• **What the exercise asks**:
Retype each record exactly; no pictures.

[Entries from a dataset of interfaces]
--------------------

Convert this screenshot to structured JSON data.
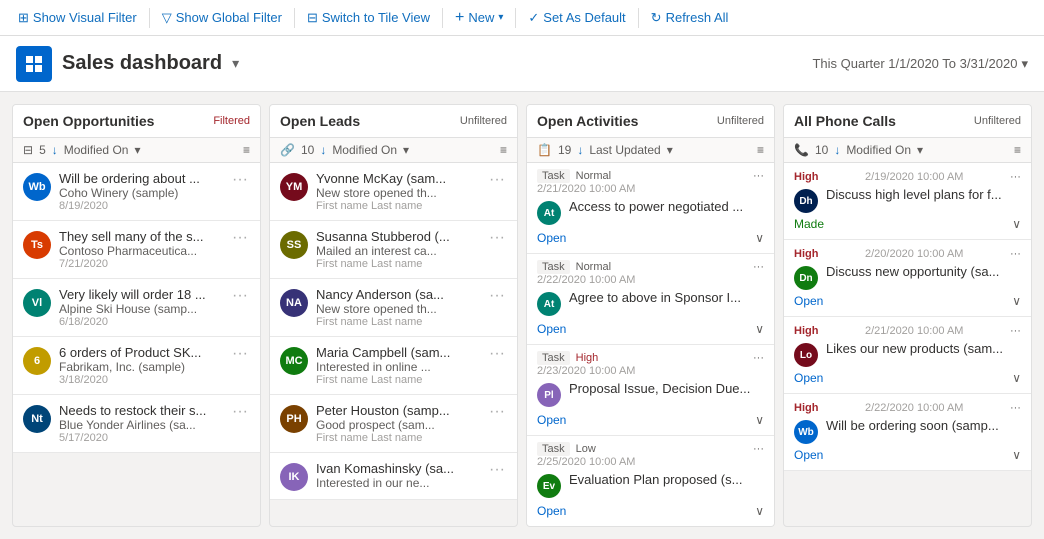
{
  "toolbar": {
    "show_visual_filter": "Show Visual Filter",
    "show_global_filter": "Show Global Filter",
    "switch_to_tile": "Switch to Tile View",
    "new": "New",
    "set_as_default": "Set As Default",
    "refresh_all": "Refresh All"
  },
  "header": {
    "title": "Sales dashboard",
    "date_range": "This Quarter 1/1/2020 To 3/31/2020"
  },
  "panels": {
    "open_opportunities": {
      "title": "Open Opportunities",
      "badge": "Filtered",
      "count": "5",
      "sort_by": "Modified On",
      "cards": [
        {
          "initials": "Wb",
          "color": "bg-blue",
          "title": "Will be ordering about ...",
          "company": "Coho Winery (sample)",
          "date": "8/19/2020"
        },
        {
          "initials": "Ts",
          "color": "bg-red",
          "title": "They sell many of the s...",
          "company": "Contoso Pharmaceutica...",
          "date": "7/21/2020"
        },
        {
          "initials": "Vl",
          "color": "bg-teal",
          "title": "Very likely will order 18 ...",
          "company": "Alpine Ski House (samp...",
          "date": "6/18/2020"
        },
        {
          "initials": "6",
          "color": "bg-number",
          "title": "6 orders of Product SK...",
          "company": "Fabrikam, Inc. (sample)",
          "date": "3/18/2020"
        },
        {
          "initials": "Nt",
          "color": "bg-navy",
          "title": "Needs to restock their s...",
          "company": "Blue Yonder Airlines (sa...",
          "date": "5/17/2020"
        }
      ]
    },
    "open_leads": {
      "title": "Open Leads",
      "badge": "Unfiltered",
      "count": "10",
      "sort_by": "Modified On",
      "cards": [
        {
          "initials": "YM",
          "color": "bg-maroon",
          "title": "Yvonne McKay (sam...",
          "desc": "New store opened th...",
          "meta": "First name Last name"
        },
        {
          "initials": "SS",
          "color": "bg-olive",
          "title": "Susanna Stubberod (...",
          "desc": "Mailed an interest ca...",
          "meta": "First name Last name"
        },
        {
          "initials": "NA",
          "color": "bg-indigo",
          "title": "Nancy Anderson (sa...",
          "desc": "New store opened th...",
          "meta": "First name Last name"
        },
        {
          "initials": "MC",
          "color": "bg-green",
          "title": "Maria Campbell (sam...",
          "desc": "Interested in online ...",
          "meta": "First name Last name"
        },
        {
          "initials": "PH",
          "color": "bg-brown",
          "title": "Peter Houston (samp...",
          "desc": "Good prospect (sam...",
          "meta": "First name Last name"
        },
        {
          "initials": "IK",
          "color": "bg-purple",
          "title": "Ivan Komashinsky (sa...",
          "desc": "Interested in our ne...",
          "meta": ""
        }
      ]
    },
    "open_activities": {
      "title": "Open Activities",
      "badge": "Unfiltered",
      "count": "19",
      "sort_by": "Last Updated",
      "items": [
        {
          "type": "Task",
          "priority": "Normal",
          "datetime": "2/21/2020 10:00 AM",
          "avatar": "At",
          "color": "bg-teal",
          "title": "Access to power negotiated ...",
          "status": "Open"
        },
        {
          "type": "Task",
          "priority": "Normal",
          "datetime": "2/22/2020 10:00 AM",
          "avatar": "At",
          "color": "bg-teal",
          "title": "Agree to above in Sponsor I...",
          "status": "Open"
        },
        {
          "type": "Task",
          "priority": "High",
          "datetime": "2/23/2020 10:00 AM",
          "avatar": "Pl",
          "color": "bg-purple",
          "title": "Proposal Issue, Decision Due...",
          "status": "Open"
        },
        {
          "type": "Task",
          "priority": "Low",
          "datetime": "2/25/2020 10:00 AM",
          "avatar": "Ev",
          "color": "bg-green",
          "title": "Evaluation Plan proposed (s...",
          "status": "Open"
        }
      ]
    },
    "phone_calls": {
      "title": "All Phone Calls",
      "badge": "Unfiltered",
      "count": "10",
      "sort_by": "Modified On",
      "items": [
        {
          "priority": "High",
          "datetime": "2/19/2020 10:00 AM",
          "avatar": "Dh",
          "color": "bg-darkblue",
          "title": "Discuss high level plans for f...",
          "status": "Made"
        },
        {
          "priority": "High",
          "datetime": "2/20/2020 10:00 AM",
          "avatar": "Dn",
          "color": "bg-green",
          "title": "Discuss new opportunity (sa...",
          "status": "Open"
        },
        {
          "priority": "High",
          "datetime": "2/21/2020 10:00 AM",
          "avatar": "Lo",
          "color": "bg-maroon",
          "title": "Likes our new products (sam...",
          "status": "Open"
        },
        {
          "priority": "High",
          "datetime": "2/22/2020 10:00 AM",
          "avatar": "Wb",
          "color": "bg-blue",
          "title": "Will be ordering soon (samp...",
          "status": "Open"
        }
      ]
    }
  }
}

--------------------

• **Solution for this exercise**:
Convert this screenshot to structured JSON data.
{
  "toolbar": {
    "show_visual_filter": "Show Visual Filter",
    "show_global_filter": "Show Global Filter",
    "switch_to_tile": "Switch to Tile View",
    "new": "New",
    "set_as_default": "Set As Default",
    "refresh_all": "Refresh All"
  },
  "header": {
    "title": "Sales dashboard",
    "date_range": "This Quarter 1/1/2020 To 3/31/2020"
  },
  "panels": {
    "open_opportunities": {
      "title": "Open Opportunities",
      "badge": "Filtered",
      "count": "5",
      "sort_by": "Modified On",
      "cards": [
        {
          "initials": "Wb",
          "color": "bg-blue",
          "title": "Will be ordering about ...",
          "company": "Coho Winery (sample)",
          "date": "8/19/2020"
        },
        {
          "initials": "Ts",
          "color": "bg-red",
          "title": "They sell many of the s...",
          "company": "Contoso Pharmaceutica...",
          "date": "7/21/2020"
        },
        {
          "initials": "Vl",
          "color": "bg-teal",
          "title": "Very likely will order 18 ...",
          "company": "Alpine Ski House (samp...",
          "date": "6/18/2020"
        },
        {
          "initials": "6",
          "color": "bg-number",
          "title": "6 orders of Product SK...",
          "company": "Fabrikam, Inc. (sample)",
          "date": "3/18/2020"
        },
        {
          "initials": "Nt",
          "color": "bg-navy",
          "title": "Needs to restock their s...",
          "company": "Blue Yonder Airlines (sa...",
          "date": "5/17/2020"
        }
      ]
    },
    "open_leads": {
      "title": "Open Leads",
      "badge": "Unfiltered",
      "count": "10",
      "sort_by": "Modified On",
      "cards": [
        {
          "initials": "YM",
          "color": "bg-maroon",
          "title": "Yvonne McKay (sam...",
          "desc": "New store opened th...",
          "meta": "First name Last name"
        },
        {
          "initials": "SS",
          "color": "bg-olive",
          "title": "Susanna Stubberod (...",
          "desc": "Mailed an interest ca...",
          "meta": "First name Last name"
        },
        {
          "initials": "NA",
          "color": "bg-indigo",
          "title": "Nancy Anderson (sa...",
          "desc": "New store opened th...",
          "meta": "First name Last name"
        },
        {
          "initials": "MC",
          "color": "bg-green",
          "title": "Maria Campbell (sam...",
          "desc": "Interested in online ...",
          "meta": "First name Last name"
        },
        {
          "initials": "PH",
          "color": "bg-brown",
          "title": "Peter Houston (samp...",
          "desc": "Good prospect (sam...",
          "meta": "First name Last name"
        },
        {
          "initials": "IK",
          "color": "bg-purple",
          "title": "Ivan Komashinsky (sa...",
          "desc": "Interested in our ne...",
          "meta": ""
        }
      ]
    },
    "open_activities": {
      "title": "Open Activities",
      "badge": "Unfiltered",
      "count": "19",
      "sort_by": "Last Updated",
      "items": [
        {
          "type": "Task",
          "priority": "Normal",
          "datetime": "2/21/2020 10:00 AM",
          "avatar": "At",
          "color": "bg-teal",
          "title": "Access to power negotiated ...",
          "status": "Open"
        },
        {
          "type": "Task",
          "priority": "Normal",
          "datetime": "2/22/2020 10:00 AM",
          "avatar": "At",
          "color": "bg-teal",
          "title": "Agree to above in Sponsor I...",
          "status": "Open"
        },
        {
          "type": "Task",
          "priority": "High",
          "datetime": "2/23/2020 10:00 AM",
          "avatar": "Pl",
          "color": "bg-purple",
          "title": "Proposal Issue, Decision Due...",
          "status": "Open"
        },
        {
          "type": "Task",
          "priority": "Low",
          "datetime": "2/25/2020 10:00 AM",
          "avatar": "Ev",
          "color": "bg-green",
          "title": "Evaluation Plan proposed (s...",
          "status": "Open"
        }
      ]
    },
    "phone_calls": {
      "title": "All Phone Calls",
      "badge": "Unfiltered",
      "count": "10",
      "sort_by": "Modified On",
      "items": [
        {
          "priority": "High",
          "datetime": "2/19/2020 10:00 AM",
          "avatar": "Dh",
          "color": "bg-darkblue",
          "title": "Discuss high level plans for f...",
          "status": "Made"
        },
        {
          "priority": "High",
          "datetime": "2/20/2020 10:00 AM",
          "avatar": "Dn",
          "color": "bg-green",
          "title": "Discuss new opportunity (sa...",
          "status": "Open"
        },
        {
          "priority": "High",
          "datetime": "2/21/2020 10:00 AM",
          "avatar": "Lo",
          "color": "bg-maroon",
          "title": "Likes our new products (sam...",
          "status": "Open"
        },
        {
          "priority": "High",
          "datetime": "2/22/2020 10:00 AM",
          "avatar": "Wb",
          "color": "bg-blue",
          "title": "Will be ordering soon (samp...",
          "status": "Open"
        }
      ]
    }
  }
}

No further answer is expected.